Providing campus-wide leadership for STEM activities, UGA's program has three goals: To demonstrate the university's continuing commitment to increase the number of students who succeed in STEM courses, to increase the number of students who pursue degrees in STEM fields, and to make science and mathematics teacher production a high priority to ease Georgia's severe shortage of instructors in these subject areas.

One great success of the UGA Office of STEM Education is the creation of STEM learning communities. These communities are comprised of UGA faculty and local kindergarten through 12th grade teachers who meet on a regular basis to develop and share professional knowledge. Their goal is to improve STEM instruction and increase student achievement at all educational levels, said Nancy Vandergrift, program coordinator.

"Members focus their discussions on issues related to instruction and/or student learning so that professional development is specific and content-rich," she said. "Once members gain respect and trust for each other, they begin to understand they can do more together than alone. While working toward their goals, amazing and possibly unexpected programs are planned and implemented." 

Currently, there are nine STEM learning communities.

The Advanced Placement Calculus Learning Community demonstrates the success of this collaboration. Calculus and math teachers who participated in the community saw their students' advanced placement calculus exam scores rise significantly-from well below state and national averages to well above-in just three years. Teachers who participated in the learning community attribute the rise in the scores to the content and information they received and talked about in their learning community.

The Physics Learning Community, which has been meeting since 2007, also represents the program's synergy. Participants include five high school physics teachers and four physics and science education professors. The learning community has become a place to test new ideas about science teaching outside of the classroom. It also fosters additional contact between k-12 teachers and UGA faculty. For example, high school students visit laboratories at UGA, and UGA faculty reciprocate by visiting high school physics classrooms.

"In local high schools there is usually only one physics teacher, and virtually no one else knows anything about the subject," said Kevin McReynolds, an astronomy, chemistry and physics teacher at Winder-Barrow High School. "Participating in the STEM learning community allows me to interact face-to-face with my high school physics teaching peers for creative collaboration and for solving subject-specific dilemmas. The STEM learning community also allows me to learn from university faculty about areas of ongoing research and teaching trends, which means I can better prepare my students." 

Dava Coleman from Jackson County echoed his comments.  "I am in two learning communities at UGA - Chemistry and Physics," she said. "Content-focused professional learning is scarce in the upper level science classes, so the STEM learning communities provide me with the content enrichment that I need to help my classes keep pace with the college curriculum. Plus the pleasure of discussing physics and chemistry with colleagues is undeniable. I have gained so much through our work, and I know that my students benefit from my participation.  I can't imagine not being a part of these wonderful groups of educators!"

In summer 2011, the Physics Learning Community submitted a grant proposal to the Vernier Technology Co. The proposal was chosen from among 2,000 others, and the learning community received $10,000 worth of Vernier lab equipment that teachers can check out for their students' use when learning about environmental radiation.

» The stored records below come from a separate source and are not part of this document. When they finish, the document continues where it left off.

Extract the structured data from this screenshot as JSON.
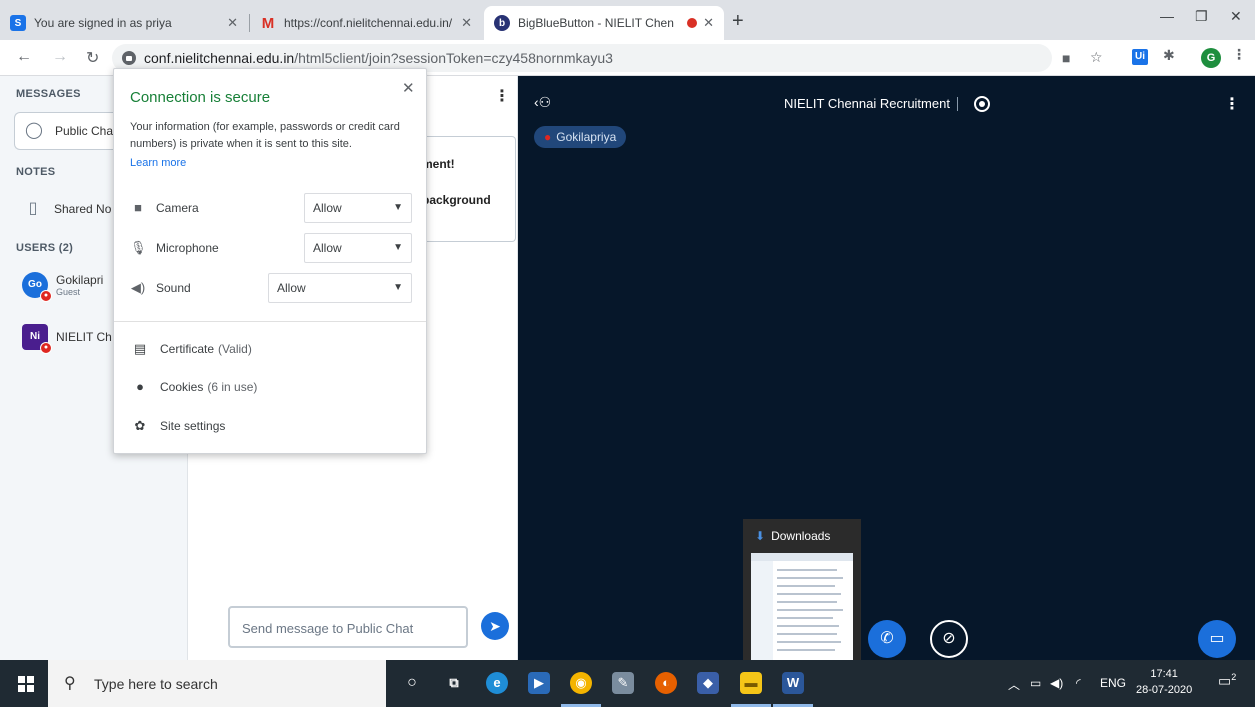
{
  "browser": {
    "tabs": [
      {
        "title": "You are signed in as priya",
        "icon": "s-favicon",
        "color": "#1a73e8"
      },
      {
        "title": "https://conf.nielitchennai.edu.in/",
        "icon": "gmail-icon",
        "color": "#d93025"
      },
      {
        "title": "BigBlueButton - NIELIT Chen",
        "icon": "bigbluebutton-icon",
        "color": "#283274",
        "active": true,
        "recording": true
      }
    ],
    "url_host": "conf.nielitchennai.edu.in",
    "url_path": "/html5client/join?sessionToken=czy458nornmkayu3",
    "extension_badge": "Ui",
    "profile_initial": "G"
  },
  "sidebar": {
    "messages_title": "MESSAGES",
    "public_chat": "Public Cha",
    "notes_title": "NOTES",
    "shared_notes": "Shared No",
    "users_title": "USERS (2)",
    "users": [
      {
        "initials": "Go",
        "name": "Gokilapri",
        "role": "Guest",
        "color": "#1b6fdb"
      },
      {
        "initials": "Ni",
        "name": "NIELIT Ch",
        "role": "",
        "color": "#4a1e8e"
      }
    ]
  },
  "chat": {
    "welcome_line1": "ment!",
    "welcome_line2": "background",
    "input_placeholder": "Send message to Public Chat"
  },
  "stage": {
    "title": "NIELIT Chennai Recruitment",
    "talker": "Gokilapriya"
  },
  "popup": {
    "title": "Connection is secure",
    "desc": "Your information (for example, passwords or credit card numbers) is private when it is sent to this site.",
    "learn_more": "Learn more",
    "permissions": [
      {
        "label": "Camera",
        "value": "Allow",
        "icon": "camera-icon"
      },
      {
        "label": "Microphone",
        "value": "Allow",
        "icon": "microphone-icon"
      },
      {
        "label": "Sound",
        "value": "Allow",
        "icon": "sound-icon"
      }
    ],
    "certificate": "Certificate",
    "certificate_status": "(Valid)",
    "cookies": "Cookies",
    "cookies_status": "(6 in use)",
    "site_settings": "Site settings"
  },
  "downloads": {
    "title": "Downloads"
  },
  "taskbar": {
    "search_placeholder": "Type here to search",
    "language": "ENG",
    "time": "17:41",
    "date": "28-07-2020",
    "notification_count": "2"
  },
  "colors": {
    "accent": "#1b6fdb",
    "stage_bg": "#06172a",
    "secure_green": "#188038"
  }
}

From the university's perspective, the STEM learning communities are equally successful. William M. Dennis, head of UGA's physics and astronomy department, said he believes the "active partnership between UGA faculty and local area high school teachers will have an extremely positive impact on student engagement and learning in the sciences through enhanced instruction. I commend all involved in this important partnership for the giving of their time and effort to improve STEM education."